■ Data shown:
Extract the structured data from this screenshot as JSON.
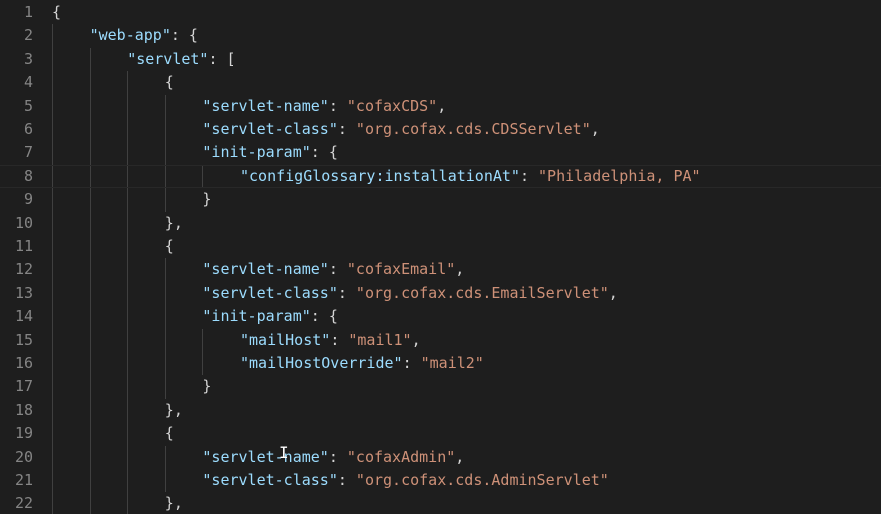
{
  "editor": {
    "language": "json",
    "current_line": 8,
    "colors": {
      "background": "#1e1e1e",
      "line_number": "#858585",
      "property_key": "#9cdcfe",
      "string_value": "#ce9178",
      "punctuation": "#d4d4d4",
      "indent_guide": "#404040"
    },
    "lines": [
      {
        "n": "1",
        "indent": 0,
        "tokens": [
          {
            "t": "{",
            "k": "punc"
          }
        ]
      },
      {
        "n": "2",
        "indent": 1,
        "tokens": [
          {
            "t": "\"web-app\"",
            "k": "key"
          },
          {
            "t": ": {",
            "k": "punc"
          }
        ]
      },
      {
        "n": "3",
        "indent": 2,
        "tokens": [
          {
            "t": "\"servlet\"",
            "k": "key"
          },
          {
            "t": ": [",
            "k": "punc"
          }
        ]
      },
      {
        "n": "4",
        "indent": 3,
        "tokens": [
          {
            "t": "{",
            "k": "punc"
          }
        ]
      },
      {
        "n": "5",
        "indent": 4,
        "tokens": [
          {
            "t": "\"servlet-name\"",
            "k": "key"
          },
          {
            "t": ": ",
            "k": "punc"
          },
          {
            "t": "\"cofaxCDS\"",
            "k": "str"
          },
          {
            "t": ",",
            "k": "punc"
          }
        ]
      },
      {
        "n": "6",
        "indent": 4,
        "tokens": [
          {
            "t": "\"servlet-class\"",
            "k": "key"
          },
          {
            "t": ": ",
            "k": "punc"
          },
          {
            "t": "\"org.cofax.cds.CDSServlet\"",
            "k": "str"
          },
          {
            "t": ",",
            "k": "punc"
          }
        ]
      },
      {
        "n": "7",
        "indent": 4,
        "tokens": [
          {
            "t": "\"init-param\"",
            "k": "key"
          },
          {
            "t": ": {",
            "k": "punc"
          }
        ]
      },
      {
        "n": "8",
        "indent": 5,
        "tokens": [
          {
            "t": "\"configGlossary:installationAt\"",
            "k": "key"
          },
          {
            "t": ": ",
            "k": "punc"
          },
          {
            "t": "\"Philadelphia, PA\"",
            "k": "str"
          }
        ]
      },
      {
        "n": "9",
        "indent": 4,
        "tokens": [
          {
            "t": "}",
            "k": "punc"
          }
        ]
      },
      {
        "n": "10",
        "indent": 3,
        "tokens": [
          {
            "t": "},",
            "k": "punc"
          }
        ]
      },
      {
        "n": "11",
        "indent": 3,
        "tokens": [
          {
            "t": "{",
            "k": "punc"
          }
        ]
      },
      {
        "n": "12",
        "indent": 4,
        "tokens": [
          {
            "t": "\"servlet-name\"",
            "k": "key"
          },
          {
            "t": ": ",
            "k": "punc"
          },
          {
            "t": "\"cofaxEmail\"",
            "k": "str"
          },
          {
            "t": ",",
            "k": "punc"
          }
        ]
      },
      {
        "n": "13",
        "indent": 4,
        "tokens": [
          {
            "t": "\"servlet-class\"",
            "k": "key"
          },
          {
            "t": ": ",
            "k": "punc"
          },
          {
            "t": "\"org.cofax.cds.EmailServlet\"",
            "k": "str"
          },
          {
            "t": ",",
            "k": "punc"
          }
        ]
      },
      {
        "n": "14",
        "indent": 4,
        "tokens": [
          {
            "t": "\"init-param\"",
            "k": "key"
          },
          {
            "t": ": {",
            "k": "punc"
          }
        ]
      },
      {
        "n": "15",
        "indent": 5,
        "tokens": [
          {
            "t": "\"mailHost\"",
            "k": "key"
          },
          {
            "t": ": ",
            "k": "punc"
          },
          {
            "t": "\"mail1\"",
            "k": "str"
          },
          {
            "t": ",",
            "k": "punc"
          }
        ]
      },
      {
        "n": "16",
        "indent": 5,
        "tokens": [
          {
            "t": "\"mailHostOverride\"",
            "k": "key"
          },
          {
            "t": ": ",
            "k": "punc"
          },
          {
            "t": "\"mail2\"",
            "k": "str"
          }
        ]
      },
      {
        "n": "17",
        "indent": 4,
        "tokens": [
          {
            "t": "}",
            "k": "punc"
          }
        ]
      },
      {
        "n": "18",
        "indent": 3,
        "tokens": [
          {
            "t": "},",
            "k": "punc"
          }
        ]
      },
      {
        "n": "19",
        "indent": 3,
        "tokens": [
          {
            "t": "{",
            "k": "punc"
          }
        ]
      },
      {
        "n": "20",
        "indent": 4,
        "tokens": [
          {
            "t": "\"servlet-name\"",
            "k": "key"
          },
          {
            "t": ": ",
            "k": "punc"
          },
          {
            "t": "\"cofaxAdmin\"",
            "k": "str"
          },
          {
            "t": ",",
            "k": "punc"
          }
        ]
      },
      {
        "n": "21",
        "indent": 4,
        "tokens": [
          {
            "t": "\"servlet-class\"",
            "k": "key"
          },
          {
            "t": ": ",
            "k": "punc"
          },
          {
            "t": "\"org.cofax.cds.AdminServlet\"",
            "k": "str"
          }
        ]
      },
      {
        "n": "22",
        "indent": 3,
        "tokens": [
          {
            "t": "},",
            "k": "punc"
          }
        ]
      }
    ],
    "mouse_cursor": {
      "icon": "text-cursor-icon",
      "glyph": "I"
    }
  }
}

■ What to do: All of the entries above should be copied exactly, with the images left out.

■ Result:
Extract the structured data from this screenshot as JSON.
{
  "editor": {
    "language": "json",
    "current_line": 8,
    "colors": {
      "background": "#1e1e1e",
      "line_number": "#858585",
      "property_key": "#9cdcfe",
      "string_value": "#ce9178",
      "punctuation": "#d4d4d4",
      "indent_guide": "#404040"
    },
    "lines": [
      {
        "n": "1",
        "indent": 0,
        "tokens": [
          {
            "t": "{",
            "k": "punc"
          }
        ]
      },
      {
        "n": "2",
        "indent": 1,
        "tokens": [
          {
            "t": "\"web-app\"",
            "k": "key"
          },
          {
            "t": ": {",
            "k": "punc"
          }
        ]
      },
      {
        "n": "3",
        "indent": 2,
        "tokens": [
          {
            "t": "\"servlet\"",
            "k": "key"
          },
          {
            "t": ": [",
            "k": "punc"
          }
        ]
      },
      {
        "n": "4",
        "indent": 3,
        "tokens": [
          {
            "t": "{",
            "k": "punc"
          }
        ]
      },
      {
        "n": "5",
        "indent": 4,
        "tokens": [
          {
            "t": "\"servlet-name\"",
            "k": "key"
          },
          {
            "t": ": ",
            "k": "punc"
          },
          {
            "t": "\"cofaxCDS\"",
            "k": "str"
          },
          {
            "t": ",",
            "k": "punc"
          }
        ]
      },
      {
        "n": "6",
        "indent": 4,
        "tokens": [
          {
            "t": "\"servlet-class\"",
            "k": "key"
          },
          {
            "t": ": ",
            "k": "punc"
          },
          {
            "t": "\"org.cofax.cds.CDSServlet\"",
            "k": "str"
          },
          {
            "t": ",",
            "k": "punc"
          }
        ]
      },
      {
        "n": "7",
        "indent": 4,
        "tokens": [
          {
            "t": "\"init-param\"",
            "k": "key"
          },
          {
            "t": ": {",
            "k": "punc"
          }
        ]
      },
      {
        "n": "8",
        "indent": 5,
        "tokens": [
          {
            "t": "\"configGlossary:installationAt\"",
            "k": "key"
          },
          {
            "t": ": ",
            "k": "punc"
          },
          {
            "t": "\"Philadelphia, PA\"",
            "k": "str"
          }
        ]
      },
      {
        "n": "9",
        "indent": 4,
        "tokens": [
          {
            "t": "}",
            "k": "punc"
          }
        ]
      },
      {
        "n": "10",
        "indent": 3,
        "tokens": [
          {
            "t": "},",
            "k": "punc"
          }
        ]
      },
      {
        "n": "11",
        "indent": 3,
        "tokens": [
          {
            "t": "{",
            "k": "punc"
          }
        ]
      },
      {
        "n": "12",
        "indent": 4,
        "tokens": [
          {
            "t": "\"servlet-name\"",
            "k": "key"
          },
          {
            "t": ": ",
            "k": "punc"
          },
          {
            "t": "\"cofaxEmail\"",
            "k": "str"
          },
          {
            "t": ",",
            "k": "punc"
          }
        ]
      },
      {
        "n": "13",
        "indent": 4,
        "tokens": [
          {
            "t": "\"servlet-class\"",
            "k": "key"
          },
          {
            "t": ": ",
            "k": "punc"
          },
          {
            "t": "\"org.cofax.cds.EmailServlet\"",
            "k": "str"
          },
          {
            "t": ",",
            "k": "punc"
          }
        ]
      },
      {
        "n": "14",
        "indent": 4,
        "tokens": [
          {
            "t": "\"init-param\"",
            "k": "key"
          },
          {
            "t": ": {",
            "k": "punc"
          }
        ]
      },
      {
        "n": "15",
        "indent": 5,
        "tokens": [
          {
            "t": "\"mailHost\"",
            "k": "key"
          },
          {
            "t": ": ",
            "k": "punc"
          },
          {
            "t": "\"mail1\"",
            "k": "str"
          },
          {
            "t": ",",
            "k": "punc"
          }
        ]
      },
      {
        "n": "16",
        "indent": 5,
        "tokens": [
          {
            "t": "\"mailHostOverride\"",
            "k": "key"
          },
          {
            "t": ": ",
            "k": "punc"
          },
          {
            "t": "\"mail2\"",
            "k": "str"
          }
        ]
      },
      {
        "n": "17",
        "indent": 4,
        "tokens": [
          {
            "t": "}",
            "k": "punc"
          }
        ]
      },
      {
        "n": "18",
        "indent": 3,
        "tokens": [
          {
            "t": "},",
            "k": "punc"
          }
        ]
      },
      {
        "n": "19",
        "indent": 3,
        "tokens": [
          {
            "t": "{",
            "k": "punc"
          }
        ]
      },
      {
        "n": "20",
        "indent": 4,
        "tokens": [
          {
            "t": "\"servlet-name\"",
            "k": "key"
          },
          {
            "t": ": ",
            "k": "punc"
          },
          {
            "t": "\"cofaxAdmin\"",
            "k": "str"
          },
          {
            "t": ",",
            "k": "punc"
          }
        ]
      },
      {
        "n": "21",
        "indent": 4,
        "tokens": [
          {
            "t": "\"servlet-class\"",
            "k": "key"
          },
          {
            "t": ": ",
            "k": "punc"
          },
          {
            "t": "\"org.cofax.cds.AdminServlet\"",
            "k": "str"
          }
        ]
      },
      {
        "n": "22",
        "indent": 3,
        "tokens": [
          {
            "t": "},",
            "k": "punc"
          }
        ]
      }
    ],
    "mouse_cursor": {
      "icon": "text-cursor-icon",
      "glyph": "I"
    }
  }
}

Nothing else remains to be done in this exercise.